• **What needs to be done**
From the data below, give the number of lines holding the word "createSessionAllowed", with nothing else added.

• **Provided entries**
========
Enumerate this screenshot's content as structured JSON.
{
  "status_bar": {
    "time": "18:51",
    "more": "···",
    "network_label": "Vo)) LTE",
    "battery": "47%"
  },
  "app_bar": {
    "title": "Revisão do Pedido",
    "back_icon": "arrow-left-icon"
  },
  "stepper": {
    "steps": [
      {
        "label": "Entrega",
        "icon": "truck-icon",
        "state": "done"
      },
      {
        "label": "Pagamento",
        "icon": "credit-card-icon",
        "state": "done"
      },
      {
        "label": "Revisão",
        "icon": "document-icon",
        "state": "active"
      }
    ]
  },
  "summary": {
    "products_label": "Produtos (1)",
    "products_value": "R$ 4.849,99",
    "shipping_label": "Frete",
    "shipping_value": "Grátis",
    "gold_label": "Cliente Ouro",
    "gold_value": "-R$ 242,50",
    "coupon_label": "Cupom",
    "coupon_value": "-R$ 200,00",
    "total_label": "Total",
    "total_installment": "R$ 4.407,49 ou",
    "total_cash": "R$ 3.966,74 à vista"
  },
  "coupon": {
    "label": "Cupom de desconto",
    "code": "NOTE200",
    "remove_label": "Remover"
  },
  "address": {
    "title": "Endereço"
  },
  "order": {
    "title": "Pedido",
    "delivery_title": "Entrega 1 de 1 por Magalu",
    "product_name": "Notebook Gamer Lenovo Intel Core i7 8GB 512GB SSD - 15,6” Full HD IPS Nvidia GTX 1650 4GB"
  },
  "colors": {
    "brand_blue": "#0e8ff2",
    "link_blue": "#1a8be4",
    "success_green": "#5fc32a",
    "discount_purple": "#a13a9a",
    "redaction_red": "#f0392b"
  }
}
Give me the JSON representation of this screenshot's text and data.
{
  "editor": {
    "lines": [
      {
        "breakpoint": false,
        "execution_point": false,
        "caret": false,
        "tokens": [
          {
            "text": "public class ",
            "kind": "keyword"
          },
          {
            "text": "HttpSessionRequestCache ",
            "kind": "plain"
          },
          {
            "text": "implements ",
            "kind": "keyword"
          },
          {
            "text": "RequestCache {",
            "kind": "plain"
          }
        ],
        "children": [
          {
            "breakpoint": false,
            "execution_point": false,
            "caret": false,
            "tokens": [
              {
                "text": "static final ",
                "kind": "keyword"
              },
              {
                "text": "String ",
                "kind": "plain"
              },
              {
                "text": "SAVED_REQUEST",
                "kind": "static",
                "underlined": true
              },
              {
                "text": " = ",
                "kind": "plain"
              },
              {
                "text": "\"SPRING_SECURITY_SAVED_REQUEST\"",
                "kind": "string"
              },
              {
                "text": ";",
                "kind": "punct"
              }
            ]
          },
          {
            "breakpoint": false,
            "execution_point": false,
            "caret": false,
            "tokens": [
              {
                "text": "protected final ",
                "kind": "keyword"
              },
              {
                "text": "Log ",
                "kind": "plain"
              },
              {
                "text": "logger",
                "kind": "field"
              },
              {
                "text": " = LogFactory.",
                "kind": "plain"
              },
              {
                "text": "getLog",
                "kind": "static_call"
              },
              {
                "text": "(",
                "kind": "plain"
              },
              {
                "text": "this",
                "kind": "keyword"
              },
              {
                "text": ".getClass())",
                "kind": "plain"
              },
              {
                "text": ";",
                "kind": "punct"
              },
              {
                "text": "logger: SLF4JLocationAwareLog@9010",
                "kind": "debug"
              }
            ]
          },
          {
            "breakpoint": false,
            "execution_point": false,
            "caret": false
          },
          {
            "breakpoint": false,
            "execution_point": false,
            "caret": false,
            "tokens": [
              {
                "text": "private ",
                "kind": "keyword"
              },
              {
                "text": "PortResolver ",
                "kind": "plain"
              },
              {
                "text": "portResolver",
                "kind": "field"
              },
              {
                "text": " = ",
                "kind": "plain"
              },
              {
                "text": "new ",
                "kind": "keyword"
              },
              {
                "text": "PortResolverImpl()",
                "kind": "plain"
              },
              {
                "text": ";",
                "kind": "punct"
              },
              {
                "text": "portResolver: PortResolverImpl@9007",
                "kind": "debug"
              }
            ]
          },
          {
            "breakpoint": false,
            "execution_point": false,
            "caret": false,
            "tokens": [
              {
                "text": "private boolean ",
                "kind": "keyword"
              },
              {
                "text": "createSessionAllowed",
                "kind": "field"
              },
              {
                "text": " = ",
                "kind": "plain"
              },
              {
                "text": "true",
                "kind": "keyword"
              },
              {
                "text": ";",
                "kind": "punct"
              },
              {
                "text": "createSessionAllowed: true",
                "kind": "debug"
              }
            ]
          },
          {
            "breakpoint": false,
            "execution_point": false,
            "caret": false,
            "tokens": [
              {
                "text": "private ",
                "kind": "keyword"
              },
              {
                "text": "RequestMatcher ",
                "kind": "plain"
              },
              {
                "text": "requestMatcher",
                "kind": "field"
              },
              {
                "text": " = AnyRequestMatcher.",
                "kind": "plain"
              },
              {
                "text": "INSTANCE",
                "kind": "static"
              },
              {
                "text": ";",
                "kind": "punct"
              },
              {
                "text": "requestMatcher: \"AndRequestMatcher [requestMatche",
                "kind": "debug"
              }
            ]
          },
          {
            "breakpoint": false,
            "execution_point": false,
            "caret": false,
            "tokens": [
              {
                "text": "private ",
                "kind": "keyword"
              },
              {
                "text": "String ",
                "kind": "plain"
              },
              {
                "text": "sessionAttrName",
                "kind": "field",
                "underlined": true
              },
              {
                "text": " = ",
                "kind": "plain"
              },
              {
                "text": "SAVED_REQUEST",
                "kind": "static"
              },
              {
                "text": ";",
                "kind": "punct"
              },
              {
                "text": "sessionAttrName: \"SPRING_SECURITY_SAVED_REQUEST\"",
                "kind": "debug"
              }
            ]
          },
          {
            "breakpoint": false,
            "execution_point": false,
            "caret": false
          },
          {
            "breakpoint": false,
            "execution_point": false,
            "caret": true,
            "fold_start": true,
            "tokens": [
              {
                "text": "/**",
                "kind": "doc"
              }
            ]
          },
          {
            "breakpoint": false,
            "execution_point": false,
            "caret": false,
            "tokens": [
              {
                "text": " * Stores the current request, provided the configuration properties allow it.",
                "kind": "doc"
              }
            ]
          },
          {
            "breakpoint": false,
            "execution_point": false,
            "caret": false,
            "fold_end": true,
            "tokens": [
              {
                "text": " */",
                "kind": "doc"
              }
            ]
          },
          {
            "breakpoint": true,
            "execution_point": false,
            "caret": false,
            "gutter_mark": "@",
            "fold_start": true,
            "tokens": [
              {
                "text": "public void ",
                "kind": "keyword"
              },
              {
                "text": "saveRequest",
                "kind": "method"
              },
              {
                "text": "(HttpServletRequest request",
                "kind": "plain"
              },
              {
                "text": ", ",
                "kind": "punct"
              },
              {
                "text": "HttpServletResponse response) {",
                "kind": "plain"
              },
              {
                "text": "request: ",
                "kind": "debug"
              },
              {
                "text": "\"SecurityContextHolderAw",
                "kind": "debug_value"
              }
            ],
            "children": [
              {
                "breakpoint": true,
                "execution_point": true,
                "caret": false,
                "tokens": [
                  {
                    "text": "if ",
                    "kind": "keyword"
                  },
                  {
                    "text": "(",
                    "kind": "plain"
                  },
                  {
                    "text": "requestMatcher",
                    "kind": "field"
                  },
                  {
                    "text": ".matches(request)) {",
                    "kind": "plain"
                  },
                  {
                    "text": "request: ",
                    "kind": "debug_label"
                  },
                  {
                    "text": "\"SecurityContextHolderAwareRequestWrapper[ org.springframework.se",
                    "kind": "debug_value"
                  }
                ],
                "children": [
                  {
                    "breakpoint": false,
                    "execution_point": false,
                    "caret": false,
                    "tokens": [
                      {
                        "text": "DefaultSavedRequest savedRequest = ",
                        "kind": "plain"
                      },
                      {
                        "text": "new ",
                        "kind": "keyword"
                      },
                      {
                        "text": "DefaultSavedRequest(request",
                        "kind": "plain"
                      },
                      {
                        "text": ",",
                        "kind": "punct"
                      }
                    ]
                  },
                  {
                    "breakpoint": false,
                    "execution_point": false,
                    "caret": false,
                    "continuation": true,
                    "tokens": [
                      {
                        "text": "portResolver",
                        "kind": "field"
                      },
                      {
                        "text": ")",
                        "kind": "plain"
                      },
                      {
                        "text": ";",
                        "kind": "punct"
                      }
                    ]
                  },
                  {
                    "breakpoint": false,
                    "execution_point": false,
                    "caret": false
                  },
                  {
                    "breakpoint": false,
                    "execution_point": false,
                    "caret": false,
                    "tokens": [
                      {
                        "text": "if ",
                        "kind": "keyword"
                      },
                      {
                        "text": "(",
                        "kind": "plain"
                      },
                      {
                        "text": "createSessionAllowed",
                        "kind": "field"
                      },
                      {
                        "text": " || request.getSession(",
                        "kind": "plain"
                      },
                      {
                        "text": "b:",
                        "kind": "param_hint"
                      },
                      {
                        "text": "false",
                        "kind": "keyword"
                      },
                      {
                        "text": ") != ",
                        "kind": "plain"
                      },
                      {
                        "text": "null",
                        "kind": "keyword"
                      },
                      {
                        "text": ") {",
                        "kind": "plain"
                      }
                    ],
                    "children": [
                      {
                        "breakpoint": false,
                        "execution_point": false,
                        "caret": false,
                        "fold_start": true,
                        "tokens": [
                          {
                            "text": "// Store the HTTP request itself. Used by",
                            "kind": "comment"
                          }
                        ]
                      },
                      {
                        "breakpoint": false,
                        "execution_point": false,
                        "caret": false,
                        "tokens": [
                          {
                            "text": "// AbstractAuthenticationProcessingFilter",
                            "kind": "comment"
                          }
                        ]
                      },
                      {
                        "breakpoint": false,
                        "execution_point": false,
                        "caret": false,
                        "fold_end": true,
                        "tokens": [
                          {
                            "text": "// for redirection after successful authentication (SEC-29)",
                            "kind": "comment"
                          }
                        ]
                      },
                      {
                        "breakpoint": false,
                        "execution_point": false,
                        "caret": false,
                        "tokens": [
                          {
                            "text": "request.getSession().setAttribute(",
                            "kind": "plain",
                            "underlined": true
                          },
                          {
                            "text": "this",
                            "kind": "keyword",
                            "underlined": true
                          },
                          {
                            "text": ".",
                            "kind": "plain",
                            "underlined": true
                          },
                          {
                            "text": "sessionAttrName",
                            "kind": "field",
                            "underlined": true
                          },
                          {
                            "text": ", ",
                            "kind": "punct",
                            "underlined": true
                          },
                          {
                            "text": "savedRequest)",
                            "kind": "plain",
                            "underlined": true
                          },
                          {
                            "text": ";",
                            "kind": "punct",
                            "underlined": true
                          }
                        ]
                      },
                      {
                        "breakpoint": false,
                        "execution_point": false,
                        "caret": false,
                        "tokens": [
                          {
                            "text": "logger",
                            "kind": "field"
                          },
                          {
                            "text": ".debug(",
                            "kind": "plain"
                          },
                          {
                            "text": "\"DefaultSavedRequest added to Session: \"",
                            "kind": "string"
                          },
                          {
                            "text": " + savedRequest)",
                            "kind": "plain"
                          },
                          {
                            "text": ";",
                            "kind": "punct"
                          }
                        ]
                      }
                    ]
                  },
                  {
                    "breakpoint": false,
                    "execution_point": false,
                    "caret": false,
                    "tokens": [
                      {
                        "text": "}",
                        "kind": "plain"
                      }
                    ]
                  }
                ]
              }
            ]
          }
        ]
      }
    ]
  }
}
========
• **Answer for the task**
3